It’s a dark tale to be told, and what the Maestro may have left out in his opening remarks was that not only does music give us subtle glimpses of our “inner narrative” but also sometimes straps us to it’s back as it throws itself desperately off the roof of a burning building. Despite the fact that they’re from opposite sides of the world, Jennifer Butler and Brett Dean both managed to pen works addressing concerns about global water calamities in direct and uniquely foreboding ways.

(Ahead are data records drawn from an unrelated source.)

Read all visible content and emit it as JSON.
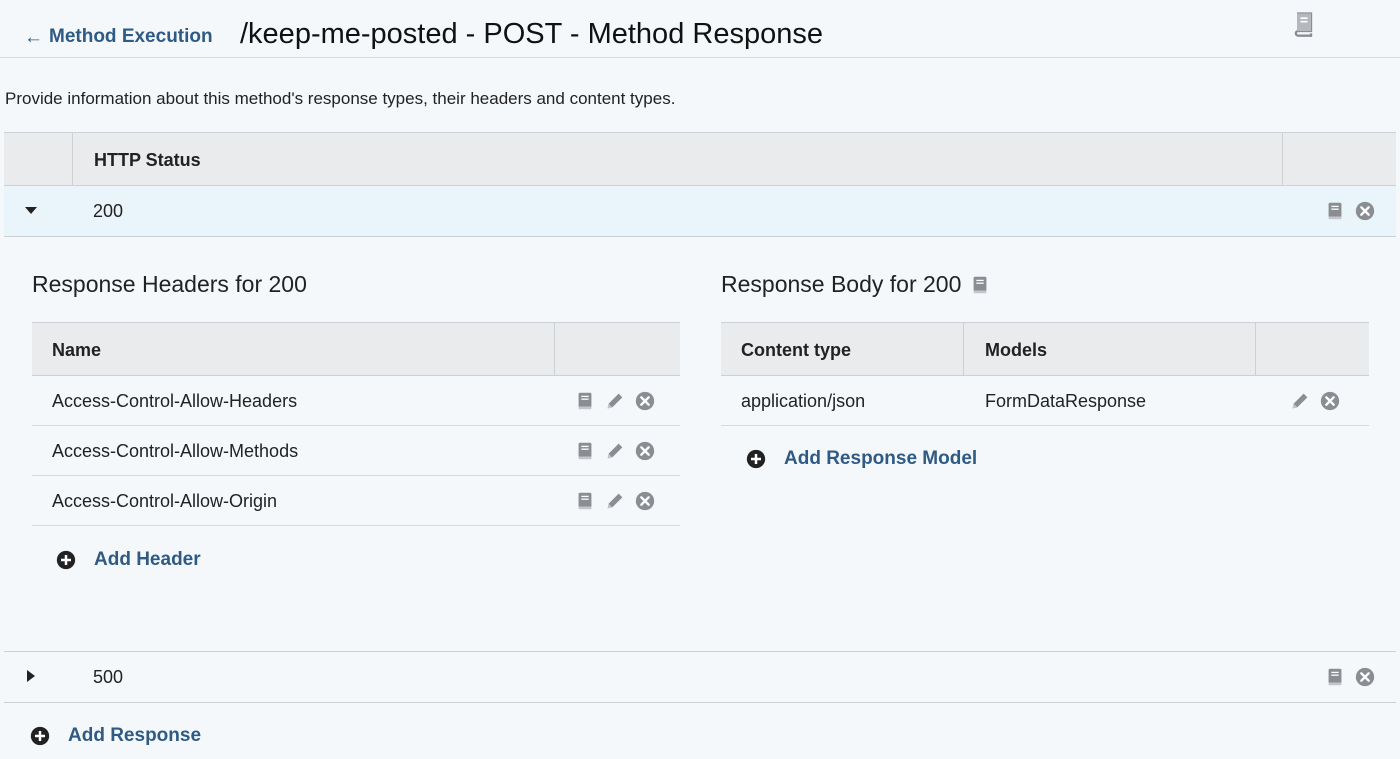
{
  "header": {
    "back_label": "Method Execution",
    "title": "/keep-me-posted - POST - Method Response"
  },
  "description": "Provide information about this method's response types, their headers and content types.",
  "status_table": {
    "column_label": "HTTP Status",
    "rows": [
      {
        "code": "200",
        "expanded": true
      },
      {
        "code": "500",
        "expanded": false
      }
    ]
  },
  "detail_200": {
    "headers_title": "Response Headers for 200",
    "headers_column": "Name",
    "headers": [
      "Access-Control-Allow-Headers",
      "Access-Control-Allow-Methods",
      "Access-Control-Allow-Origin"
    ],
    "add_header_label": "Add Header",
    "body_title": "Response Body for 200",
    "body_columns": [
      "Content type",
      "Models"
    ],
    "body_rows": [
      {
        "content_type": "application/json",
        "model": "FormDataResponse"
      }
    ],
    "add_model_label": "Add Response Model"
  },
  "add_response_label": "Add Response",
  "icons": {
    "doc": "book-icon",
    "edit": "pencil-icon",
    "remove": "close-circle-icon",
    "add": "plus-circle-icon",
    "back": "arrow-left-icon"
  },
  "colors": {
    "link": "#2e5a84",
    "icon": "#8a8e93",
    "expanded_row": "#eaf4fb"
  }
}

Jennifer’s piece, Under Bleak Skies, opens up on a dark sea of sunken open intervals in the strings. Amidst this churning, we’re introduced to a pair of protagonists played by the piccolo and violin. The story’s dark turn-of-the-tale happens when a calamity occurs, and following a hysterical cry from the ensemble, the violin plummets into the sea leaving the piccolo heartbroken and hunting for her lost companion. The elegance and directness of heart-ache meted out by the piece is a familiar affect and is an effective way of localizing an emotional response to ecological catastrophe.
The closing movement of Brett Dean’s three-movement work Water Music; which bears the moniker, Parched Earth, bring us away from the ocean to an arid desert landscape. I found this movement to be the most exciting of the three as it gave us, not only the greatest variety of texture, but also gave visiting ensemble, the Raschèr Saxaphone Quartet, their best and most exposed moment in the whole work to shine. Like Jennifer’s piece, Brett was inspired by water-woes close to his heart. In Jennifer’s case, the music surmised a tangle of ecological foreboding that would be familiar to most British Columbians. Brett’s music addressed water shortages and drought in his native Australia that have broken long standing records in the recent decade.

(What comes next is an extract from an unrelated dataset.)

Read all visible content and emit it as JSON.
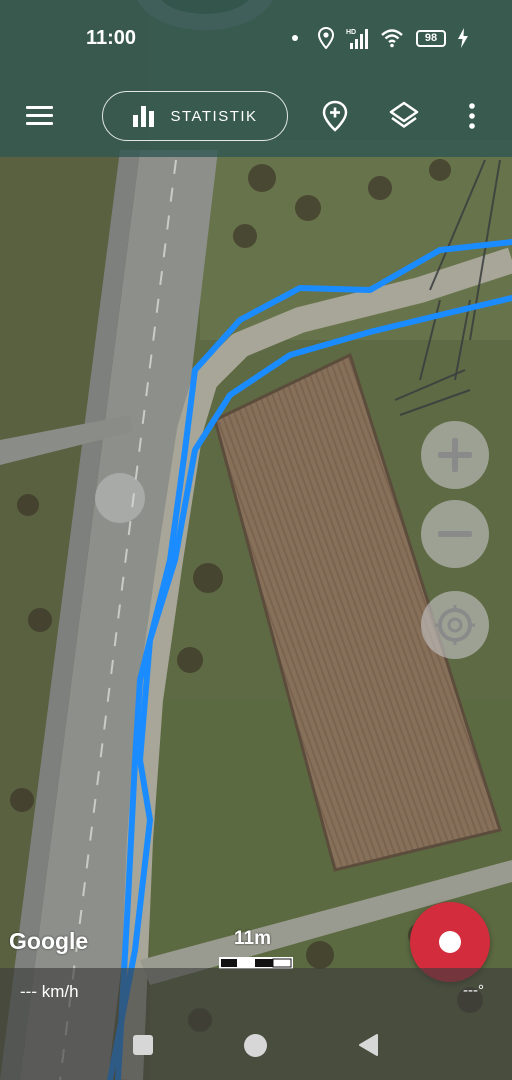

As I was consulting the contemporary music concert rule book I noted that, while it’s not quite explicitly stated that one is never to perform music by dead composers in encores, I was elated to hear the Raschèr take on a selection from J.S. Bach’s Art Of The Fugue. Not only do they make a blissful sound together, but the way they took ownership of the music and made it their own made me extremely excited about hearing them take the stage again on Monday.
Great concert, where were you?